In the case of Farfetch’s CAC eventually increasing significantly, this doesn’t necessarily kill a business model, but we saw that it could. In the last several quarters, they have been under pressure and going forward investors will be waiting to see if they can turn it around.
Modelling CAC up over time can be a good stress test of any business model. If increased CAC growth in the future blows up a business model, then it needs to be tweaked.
What % of New Customers are projected to become Repeat Customers?
This is probably the most important question. If the % of New Customers who become Repeat Customers is high, then an aggressive CAC spend can be justified even with somewhat uncertain Unit Economics.

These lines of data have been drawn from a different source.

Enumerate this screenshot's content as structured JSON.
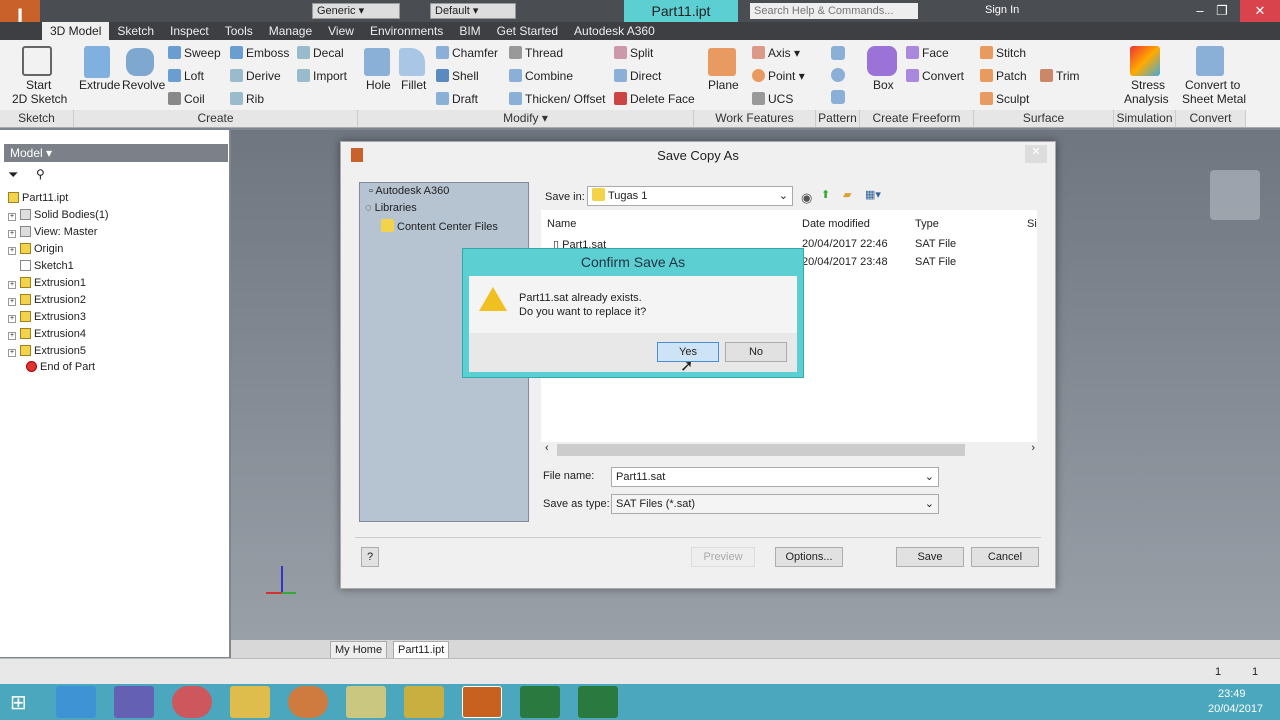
{
  "titlebar": {
    "workspace": "Generic",
    "appearance": "Default",
    "document": "Part11.ipt",
    "search_placeholder": "Search Help & Commands...",
    "sign_in": "Sign In",
    "minimize": "–",
    "restore": "❐",
    "close": "✕"
  },
  "tabs": [
    "3D Model",
    "Sketch",
    "Inspect",
    "Tools",
    "Manage",
    "View",
    "Environments",
    "BIM",
    "Get Started",
    "Autodesk A360"
  ],
  "ribbon": {
    "sketch": {
      "start": "Start",
      "start2": "2D Sketch"
    },
    "create": {
      "extrude": "Extrude",
      "revolve": "Revolve",
      "sweep": "Sweep",
      "loft": "Loft",
      "coil": "Coil",
      "emboss": "Emboss",
      "derive": "Derive",
      "rib": "Rib",
      "decal": "Decal",
      "import": "Import"
    },
    "modify": {
      "hole": "Hole",
      "fillet": "Fillet",
      "chamfer": "Chamfer",
      "shell": "Shell",
      "draft": "Draft",
      "thread": "Thread",
      "combine": "Combine",
      "thicken": "Thicken/ Offset",
      "split": "Split",
      "direct": "Direct",
      "delete_face": "Delete Face"
    },
    "work": {
      "plane": "Plane",
      "axis": "Axis",
      "point": "Point",
      "ucs": "UCS"
    },
    "freeform": {
      "box": "Box",
      "face": "Face",
      "convert": "Convert"
    },
    "surface": {
      "stitch": "Stitch",
      "patch": "Patch",
      "sculpt": "Sculpt",
      "trim": "Trim"
    },
    "simulation": {
      "stress1": "Stress",
      "stress2": "Analysis"
    },
    "convert": {
      "c1": "Convert to",
      "c2": "Sheet Metal"
    },
    "panels": [
      "Sketch",
      "Create",
      "Modify ▾",
      "Work Features",
      "Pattern",
      "Create Freeform",
      "Surface",
      "Simulation",
      "Convert"
    ]
  },
  "browser": {
    "title": "Model ▾",
    "items": [
      "Part11.ipt",
      "Solid Bodies(1)",
      "View: Master",
      "Origin",
      "Sketch1",
      "Extrusion1",
      "Extrusion2",
      "Extrusion3",
      "Extrusion4",
      "Extrusion5",
      "End of Part"
    ]
  },
  "doc_tabs": {
    "home": "My Home",
    "part": "Part11.ipt"
  },
  "status": {
    "a": "1",
    "b": "1"
  },
  "clock": {
    "time": "23:49",
    "date": "20/04/2017"
  },
  "save_dialog": {
    "title": "Save Copy As",
    "locations": [
      "Autodesk A360",
      "Libraries",
      "Content Center Files"
    ],
    "save_in_label": "Save in:",
    "save_in": "Tugas 1",
    "columns": [
      "Name",
      "Date modified",
      "Type",
      "Si"
    ],
    "files": [
      {
        "name": "Part1.sat",
        "date": "20/04/2017 22:46",
        "type": "SAT File"
      },
      {
        "name": "",
        "date": "20/04/2017 23:48",
        "type": "SAT File"
      }
    ],
    "file_name_label": "File name:",
    "file_name": "Part11.sat",
    "type_label": "Save as type:",
    "type": "SAT Files (*.sat)",
    "preview": "Preview",
    "options": "Options...",
    "save": "Save",
    "cancel": "Cancel",
    "help": "?"
  },
  "confirm": {
    "title": "Confirm Save As",
    "line1": "Part11.sat already exists.",
    "line2": "Do you want to replace it?",
    "yes": "Yes",
    "no": "No"
  }
}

If a large % of New Customers end up in Churn, then the business model will fall apart in the vast majority of cases.
We saw how in eCommerce, Average Repeat Purchases have actually gone up ~40% in dollar terms (ie. more revenue) over the same time period where CAC has gone up ~200% (ie. higher costs).
The firms that would have survived the best during this period would be those with the highest Contribution Margins, a factor that is driven by how much they outlay on CAC.
Therefore, when determining whether to model CAC up or down, look at strategies/costs for Customer Retention in tandem. Yes, Customer Retention costs could eat into margin, but needing to constantly acquire New Customers will eat into margins a lot more!
Scenario Analysis – Finding the Balance
Different business models will have very different CAC costs, as we have seen in this post. The idea is to look at different CAC scenarios to understand how it effects the business model over time. Business Modelling can help identify different structural advantages/disadvantages in the model, from which various strategies can be deployed to adapt.
Overall, we can see how fickle and difficult it is to predict CAC over time. We have also seen how it can make or break business models in the short, medium, and long-term. That’s why working with some form of relatively accurate CAC assumptions is so important when modelling a business, new or existing.